Research Article: Human Rights Education (HRE)

By addressing life trajectories and political violence, human rights education can overcome radicalizing narratives

Research Article

Author: Frank Ubachs, Independent Consultant on Conflict and Identity

Abstract: As the needs and interests of young people are shifting under the influence of demographics and other social developments, ‘new stories’ have started to attract many that undermine the human rights narrative and nurture radical attitudes. This has consequences for human rights education (HRE). As competing narratives have gained a foothold in major target audiences of HRE, the latter has to realize it is facing an uphill battle. The evidence suggests that HRE can no longer rely on the mere transfer of knowledge and that the ‘story of human rights’ needs to be told in completely new ways.

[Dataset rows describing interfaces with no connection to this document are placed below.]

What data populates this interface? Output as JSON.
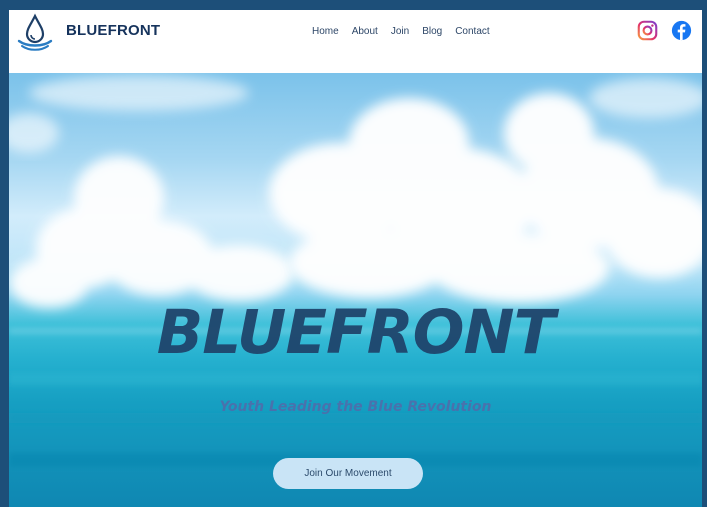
{
  "header": {
    "brand": "BLUEFRONT",
    "logo_icon": "water-drop-logo-icon",
    "nav": [
      {
        "label": "Home"
      },
      {
        "label": "About"
      },
      {
        "label": "Join"
      },
      {
        "label": "Blog"
      },
      {
        "label": "Contact"
      }
    ],
    "social": [
      {
        "icon": "instagram-icon",
        "color": "#e1306c"
      },
      {
        "icon": "facebook-icon",
        "color": "#1877f2"
      }
    ]
  },
  "hero": {
    "title": "BLUEFRONT",
    "subtitle": "Youth Leading the Blue Revolution",
    "cta_label": "Join Our Movement"
  },
  "colors": {
    "page_border": "#1d4f79",
    "brand_navy": "#16335c",
    "title": "#1f456c",
    "button_bg": "#c9e4f6"
  }
}
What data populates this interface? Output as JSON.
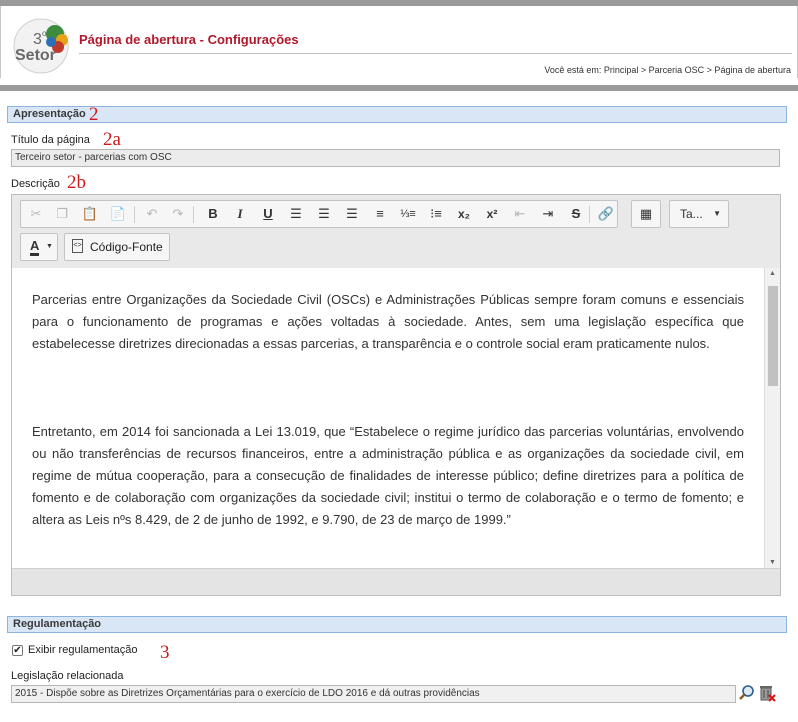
{
  "header": {
    "logo_text": "3º Setor",
    "title": "Página de abertura - Configurações",
    "breadcrumb": "Você está em: Principal > Parceria OSC > Página de abertura"
  },
  "apresentacao": {
    "section_title": "Apresentação",
    "annotation": "2",
    "titulo_label": "Título da página",
    "titulo_annotation": "2a",
    "titulo_value": "Terceiro setor - parcerias com OSC",
    "descricao_label": "Descrição",
    "descricao_annotation": "2b"
  },
  "editor": {
    "toolbar_row1": [
      "cut",
      "copy",
      "paste",
      "paste-text",
      "undo",
      "redo",
      "bold",
      "italic",
      "underline",
      "align-left",
      "align-center",
      "align-right",
      "justify",
      "ordered-list",
      "bullet-list",
      "subscript",
      "superscript",
      "outdent",
      "indent",
      "strikethrough",
      "link",
      "table"
    ],
    "font_size_label": "Ta...",
    "text_color_label": "A",
    "source_button_label": "Código-Fonte",
    "paragraph1": "Parcerias entre Organizações da Sociedade Civil (OSCs) e Administrações Públicas sempre foram comuns e essenciais para o funcionamento de programas e ações voltadas à sociedade. Antes, sem uma legislação específica que estabelecesse diretrizes direcionadas a essas parcerias, a transparência e o controle social eram praticamente nulos.",
    "paragraph2": "Entretanto, em 2014 foi sancionada a Lei 13.019, que “Estabelece o regime jurídico das parcerias voluntárias, envolvendo ou não transferências de recursos financeiros, entre a administração pública e as organizações da sociedade civil, em regime de mútua cooperação, para a consecução de finalidades de interesse público; define diretrizes para a política de fomento e de colaboração com organizações da sociedade civil; institui o termo de colaboração e o termo de fomento; e altera as Leis nºs 8.429, de 2 de junho de 1992, e 9.790, de 23 de março de 1999.”"
  },
  "regulamentacao": {
    "section_title": "Regulamentação",
    "checkbox_label": "Exibir regulamentação",
    "checkbox_checked": true,
    "annotation": "3",
    "legislacao_label": "Legislação relacionada",
    "legislacao_value": "2015 - Dispõe sobre as Diretrizes Orçamentárias para o exercício de LDO 2016 e dá outras providências"
  },
  "colors": {
    "accent_red": "#b0182b",
    "section_bg": "#d8e6f6",
    "annotation_red": "#cc1a1a"
  }
}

If HRE aims to change attitudes to be more inclusive and respectful, and to promote a struggle for justice, it has to make its story heard and win people over. Here HRE faces a central dilemma: how to promote fundamental freedoms while including the freedom not to subscribe to these same values? Instead of conceptual persuasion, emphasis should be put more on the affect, and relate to people’s lived experiences. Crucially, HRE has to be prepared to make room for the discussion of the paradoxes of political violence. By making clear that it has vital relevance for its audience and can better answer the question of what someone should meaningfully do in life, HRE can change the narrative.

Key Words: Human Rights Education, Youth Radicalization, Conflict, Violence

Published: January 2018

NB: This article was published with explicit permission of the author. It was first published by UCL IOE Press in the London Review of Education 14(3) pp. 85-95.

[HRE] will have to speak to (young) people’s own life experiences and address the realities of political conflict and violence. It will have to stimulate thinking about the world as a complex place and still offer an ‘overarching story’ that appeals to emotions, and mobilizes into action. But it cannot – even implicitly – impose an exclusive, ideological world view.